Alabama Proves Voter ID Laws Are Racist
Alabama Proves Voter ID Laws Are Racist – Political Moll
Before gutting the Voting Rights Act, Chief Justice John Roberts asked if “the citizens of the South are more racist than the citizens of the North?” It didn’t take that long for him to get his answer.
In 2013, the Supreme Court struck down key provisions of the 1965 Voting Rights Act which required certain states with a history of racial discrimination to obtain preclearance before implementing any changes that affected voting. The Roberts court claimed that “things have changed dramatically” since the law was written and that Congress could write new rules based on current conditions. The former slave states wasted no time in passing new voting restrictions which had been difficult for them to get approved in the last 50 years.
The next year, Alabama was finally able to implement a law requiring photo ID’s to vote.Then this week, Alabama announced it would stop issuing drivers licenses at 31 satellite DMV offices due to budget cuts. Aside from the burden of making people have to drive to another county to get a driver’s license, this presents a hardship for those wanting the most common form of identification used at the polls. Worst of all, this affects two-thirds of counties in the “black belt” region, including every county where 75% of the registered voters are nonwhite! The state tried to assure skeptics that voters could still obtain special Voter ID cards through the Board of Registrars offices or through a traveling mobile ID van. Regardless of whether a different office can handle the shift in volume being displaced, this seems like another unnecessary barrier which the state is presenting to people simply to meet the state’s own imposed requirements. Proponents of voter ID laws have always argued that these laws are not a burden because identity cards are easily obtainable and (aside from time off from work and transportation costs) theoretically free, but closing offices and relocating services seems to send the opposite message. If a state makes something a requirement to exercise a constitutional right, then that’s something the state should never be able to cut from its budget. After all, they had to have known that requiring more people to have ID cards would cost more.

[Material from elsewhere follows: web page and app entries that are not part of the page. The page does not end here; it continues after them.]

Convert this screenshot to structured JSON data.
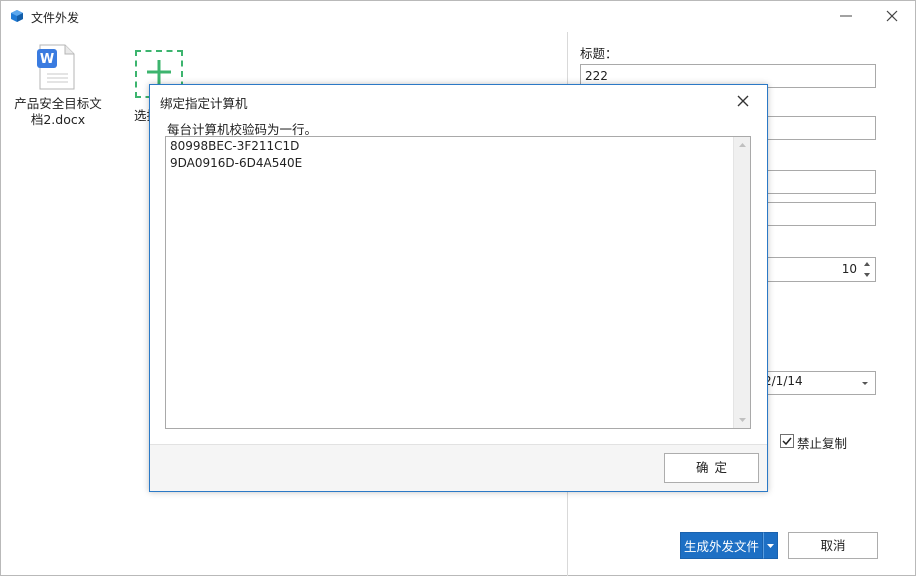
{
  "window": {
    "title": "文件外发"
  },
  "files": [
    {
      "name": "产品安全目标文档2.docx",
      "icon": "word-doc-icon"
    }
  ],
  "add_file": {
    "label": "选择文件"
  },
  "form": {
    "title_label": "标题：",
    "title_value": "222",
    "number_value": "10",
    "date_value": "2/1/14",
    "no_copy_label": "禁止复制",
    "no_copy_checked": true
  },
  "buttons": {
    "generate": "生成外发文件",
    "cancel": "取消"
  },
  "dialog": {
    "title": "绑定指定计算机",
    "hint": "每台计算机校验码为一行。",
    "codes": [
      "80998BEC-3F211C1D",
      "9DA0916D-6D4A540E"
    ],
    "ok": "确定"
  },
  "colors": {
    "accent": "#1d6fc4",
    "add_border": "#3cb46e",
    "dialog_border": "#2b79c6"
  }
}
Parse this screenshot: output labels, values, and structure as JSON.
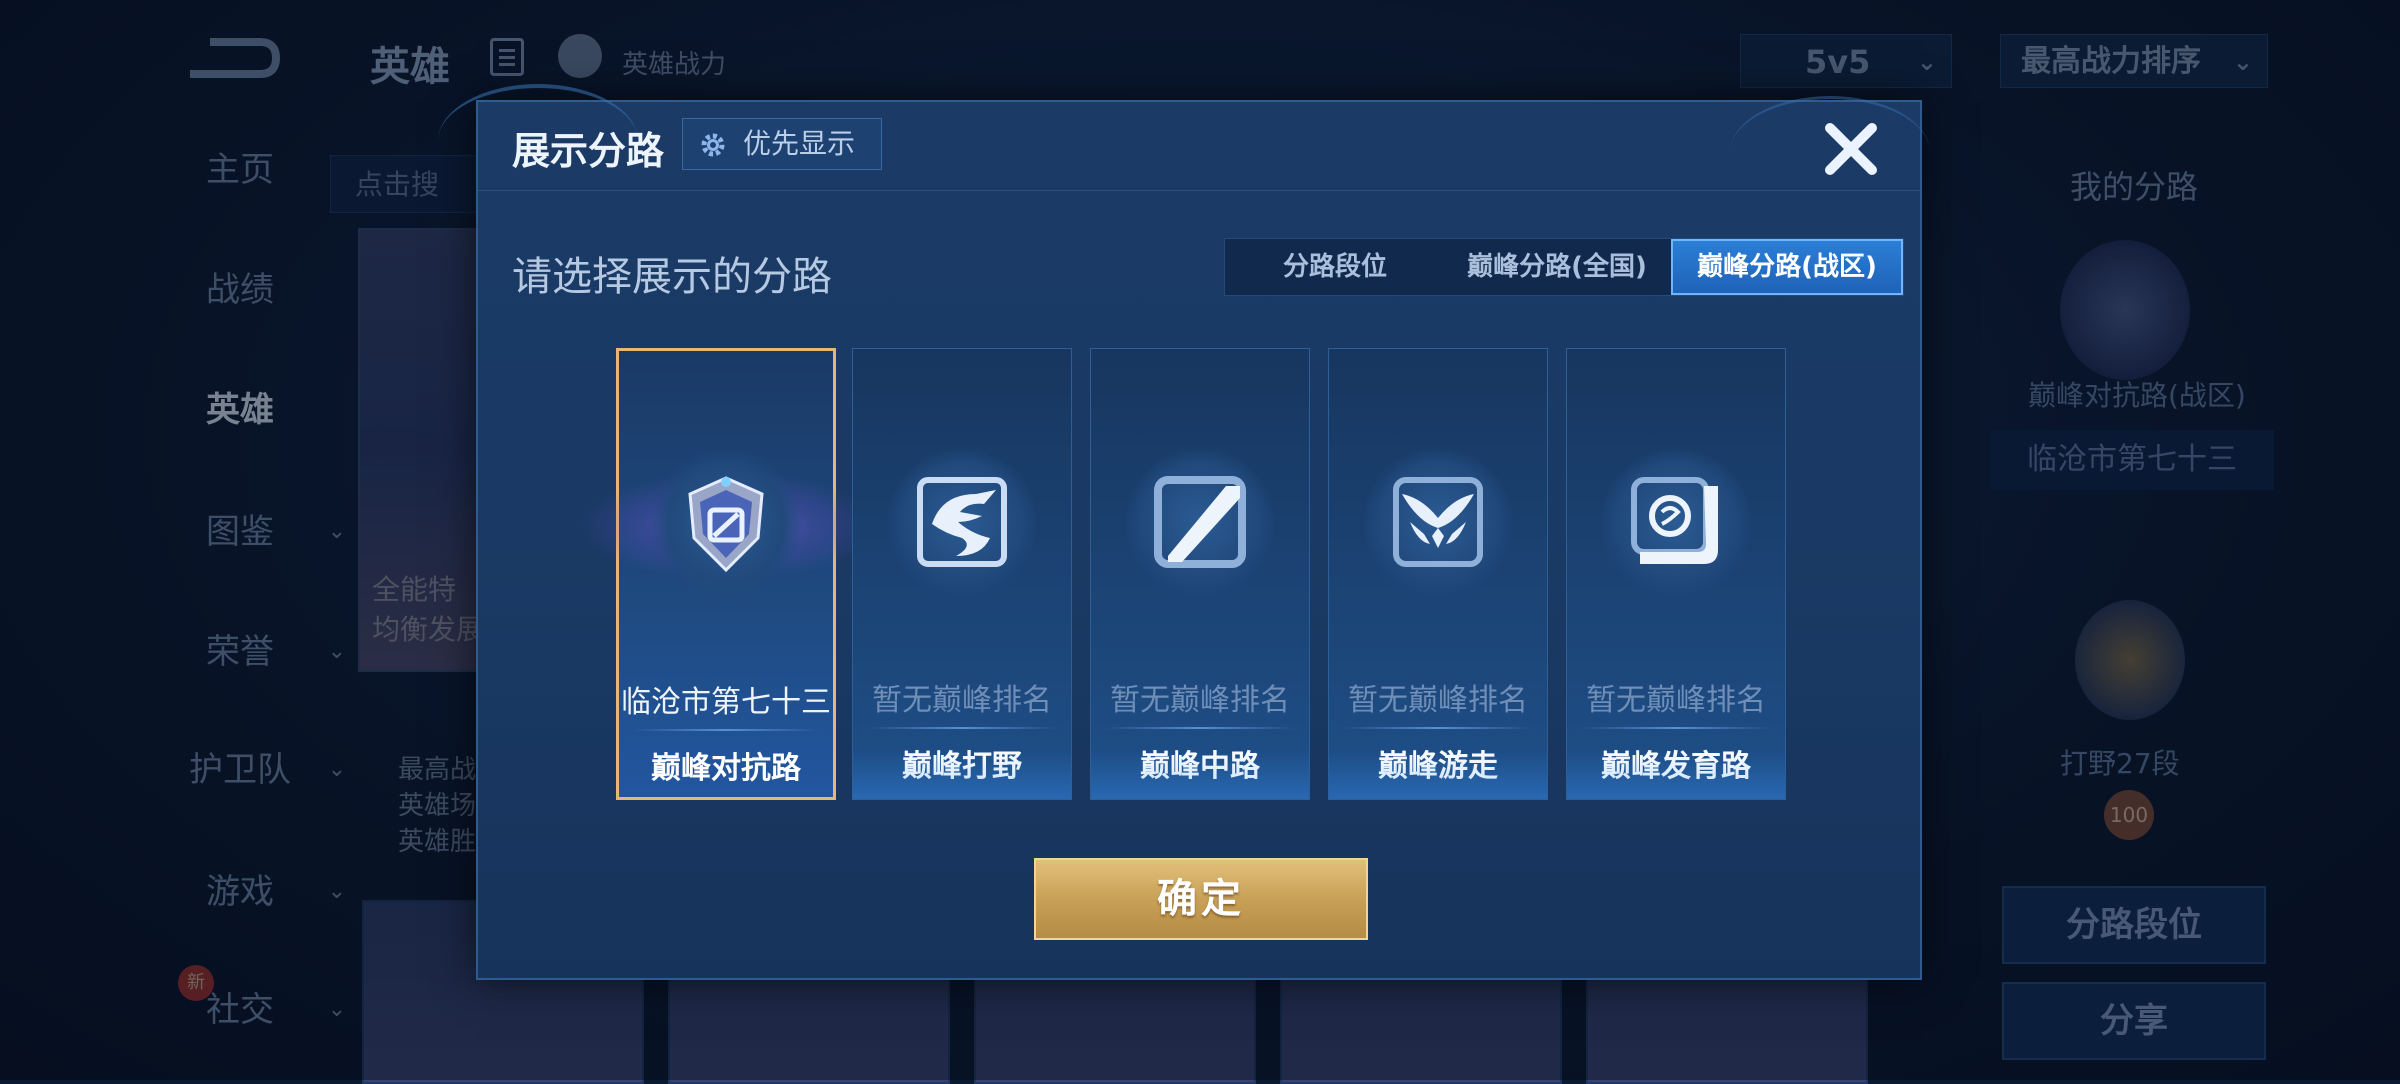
{
  "background": {
    "page_title": "英雄",
    "power_label": "英雄战力",
    "mode_select": "5v5",
    "sort_select": "最高战力排序",
    "search_stub": "点击搜",
    "sidebar": [
      {
        "label": "主页",
        "chevron": false
      },
      {
        "label": "战绩",
        "chevron": false
      },
      {
        "label": "英雄",
        "chevron": false,
        "active": true
      },
      {
        "label": "图鉴",
        "chevron": true
      },
      {
        "label": "荣誉",
        "chevron": true
      },
      {
        "label": "护卫队",
        "chevron": true
      },
      {
        "label": "游戏",
        "chevron": true
      },
      {
        "label": "社交",
        "chevron": true
      }
    ],
    "new_badge": "新",
    "hero_card_text": "全能特\n均衡发展",
    "hero_stats": [
      "最高战",
      "英雄场",
      "英雄胜"
    ],
    "right_panel": {
      "title": "我的分路",
      "rank_label": "巅峰对抗路(战区)",
      "city": "临沧市第七十三",
      "jungle_rank": "打野27段",
      "score": "100",
      "lane_rank_button": "分路段位",
      "share_button": "分享"
    }
  },
  "dialog": {
    "title": "展示分路",
    "priority_button": "优先显示",
    "prompt": "请选择展示的分路",
    "tabs": [
      {
        "label": "分路段位",
        "active": false
      },
      {
        "label": "巅峰分路(全国)",
        "active": false
      },
      {
        "label": "巅峰分路(战区)",
        "active": true
      }
    ],
    "cards": [
      {
        "rank": "临沧市第七十三",
        "name": "巅峰对抗路",
        "icon": "shield-emblem-icon",
        "selected": true
      },
      {
        "rank": "暂无巅峰排名",
        "name": "巅峰打野",
        "icon": "dragon-icon",
        "selected": false
      },
      {
        "rank": "暂无巅峰排名",
        "name": "巅峰中路",
        "icon": "slash-icon",
        "selected": false
      },
      {
        "rank": "暂无巅峰排名",
        "name": "巅峰游走",
        "icon": "wings-icon",
        "selected": false
      },
      {
        "rank": "暂无巅峰排名",
        "name": "巅峰发育路",
        "icon": "corner-target-icon",
        "selected": false
      }
    ],
    "confirm_button": "确定"
  },
  "colors": {
    "accent_tab": "#2c7ed6",
    "selected_border": "#e7b676",
    "confirm_gold": "#c9a057"
  }
}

Alabama was, until recently, under scrutiny for its known history of suppressing black votes. That this change has a disproportionate effect on the black community seems to be more than mere coincidence. After all, if Alabama were genuinely concerned about its shameful reputation, one would think they would want to avoid even the appearance of racial disparity. Again, even assuming the voter ID issue can be resolved elsewhere, the difficulties in just obtaining a driver’s license may be insurmountable. You not only have to know somebody who has a car and a license, but who is also able to drive you to another county, to DMV offices absorbing traffic from other counties. People who don’t have cars are less likely to know people who do, that’s not likely to improve under these conditions. And the state has decided that this is acceptable in predominately African American counties, but not in predominately white counties. Out of touch white conservatives often cannot seem to believe that there are millions of citizens in the U.S. without driver’s licenses or other ID’s that meet tough voter identity requirements, but it’s now evident they’re just privileged to live in areas where that’s not a concern. They’re certainly never the ones offering to drive any of the affected people to the DMV.

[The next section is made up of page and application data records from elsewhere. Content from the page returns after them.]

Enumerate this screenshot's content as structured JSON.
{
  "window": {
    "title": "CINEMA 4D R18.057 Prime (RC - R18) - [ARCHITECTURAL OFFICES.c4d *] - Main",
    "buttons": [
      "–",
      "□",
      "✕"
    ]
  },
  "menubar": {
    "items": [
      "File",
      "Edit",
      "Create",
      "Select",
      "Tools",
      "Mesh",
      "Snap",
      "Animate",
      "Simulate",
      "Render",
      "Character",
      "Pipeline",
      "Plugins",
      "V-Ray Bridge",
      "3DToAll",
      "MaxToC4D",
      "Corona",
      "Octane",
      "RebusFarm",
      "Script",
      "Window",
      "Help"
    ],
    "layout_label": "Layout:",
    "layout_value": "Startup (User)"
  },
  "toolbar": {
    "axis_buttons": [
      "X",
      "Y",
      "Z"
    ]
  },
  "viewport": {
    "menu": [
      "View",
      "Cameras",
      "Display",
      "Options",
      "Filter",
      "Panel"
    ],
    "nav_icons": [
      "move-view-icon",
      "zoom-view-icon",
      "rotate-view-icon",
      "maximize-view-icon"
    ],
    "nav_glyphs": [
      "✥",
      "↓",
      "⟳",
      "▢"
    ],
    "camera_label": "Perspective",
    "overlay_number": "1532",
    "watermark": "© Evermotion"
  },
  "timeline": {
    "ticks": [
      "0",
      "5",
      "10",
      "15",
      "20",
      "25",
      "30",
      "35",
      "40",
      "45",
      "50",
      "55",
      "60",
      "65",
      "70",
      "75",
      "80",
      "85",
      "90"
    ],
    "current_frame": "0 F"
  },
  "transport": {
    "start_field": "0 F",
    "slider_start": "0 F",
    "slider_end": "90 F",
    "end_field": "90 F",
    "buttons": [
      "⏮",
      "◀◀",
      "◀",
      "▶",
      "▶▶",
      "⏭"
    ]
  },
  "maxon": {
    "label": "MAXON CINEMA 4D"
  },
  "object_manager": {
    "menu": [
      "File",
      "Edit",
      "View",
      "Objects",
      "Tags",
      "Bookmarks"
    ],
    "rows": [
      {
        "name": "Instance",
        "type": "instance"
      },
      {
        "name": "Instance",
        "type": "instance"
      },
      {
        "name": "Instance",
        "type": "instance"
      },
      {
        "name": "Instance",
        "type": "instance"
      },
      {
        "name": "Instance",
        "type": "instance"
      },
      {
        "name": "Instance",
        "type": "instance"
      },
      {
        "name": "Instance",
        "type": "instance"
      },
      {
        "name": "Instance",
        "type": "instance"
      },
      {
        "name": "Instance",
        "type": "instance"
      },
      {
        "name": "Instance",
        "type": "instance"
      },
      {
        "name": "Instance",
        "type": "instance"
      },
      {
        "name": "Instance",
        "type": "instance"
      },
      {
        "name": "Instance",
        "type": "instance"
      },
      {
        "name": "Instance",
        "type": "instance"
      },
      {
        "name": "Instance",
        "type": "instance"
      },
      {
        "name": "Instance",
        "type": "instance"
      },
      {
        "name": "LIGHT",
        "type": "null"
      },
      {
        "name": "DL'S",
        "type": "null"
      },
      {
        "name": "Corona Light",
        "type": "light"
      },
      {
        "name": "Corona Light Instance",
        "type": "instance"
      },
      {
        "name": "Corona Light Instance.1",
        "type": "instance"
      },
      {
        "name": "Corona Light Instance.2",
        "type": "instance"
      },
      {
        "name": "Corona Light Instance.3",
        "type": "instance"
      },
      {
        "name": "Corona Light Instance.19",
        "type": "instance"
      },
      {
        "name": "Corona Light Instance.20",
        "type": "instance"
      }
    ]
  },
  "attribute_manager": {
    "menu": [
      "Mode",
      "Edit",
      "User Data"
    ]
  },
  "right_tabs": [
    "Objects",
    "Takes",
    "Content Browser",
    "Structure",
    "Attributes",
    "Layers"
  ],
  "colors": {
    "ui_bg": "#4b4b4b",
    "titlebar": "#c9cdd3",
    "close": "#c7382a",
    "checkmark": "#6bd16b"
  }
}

Giving the benefit of the doubt if this is just coincidental, can it be judged the same as a deliberate policy? As I’ve written before, conservatives are constantly struggling to revise their arguments to sound less bigoted once those reasons become unpopular. For instance, segregation was invented specifically to disadvantage people of color. But Jim Crow’s injustices were too obvious for decent people to overlook, so segregationists invented “separate but equal” to make it more palatable to those who weren’t overtly racist but might still support such a system if it had the illusion of fairness. Practically any racially disparate systems in America today can be traced back to the nation’s original sin of racism, from poverty and unemployment to criminal justice and prison populations. The next generation of conservatives may not be as prejudiced, but perpetuating a system of racial inequality is still racist. If conservatives want to stop being seen as racists, then they need to stop promoting policies that yield the exact same result. Especially when there’s really no good reason.
Proponents of voter ID laws want people to think that their motives are to reduce voter fraud, not to suppress votes. This is questionable because voter fraud is statistically an imaginary problem. Tea Party extremists divorced from facts and reality go so far as to allege that President Obama was only elected because of widespread fraud, when in reality cases of actual voter fraud are rare and have no effect on election results. Impersonation is simply an ineffective way to try to change the outcome of an election, the tried and true method is voter suppression. America already has low voter turnout, so it’s hard to argue that making it harder to vote is making the process any better.
A reasonable person, evaluating non-existent voter fraud with the knowledge that millions of eligible voters lack the identification demanded by these laws, would not put the burden on the voters to have to obtain a new form of ID just to exercise their constitutional right in the first place. Even a less rational person still obsessing over the minuscule fraud could concede it would be necessary to bring society up to compliance before implementing a law that could disenfranchise far more legitimate votes than it would prevent fraudulent ones. That is, if voter suppression wasn’t the real intention all along.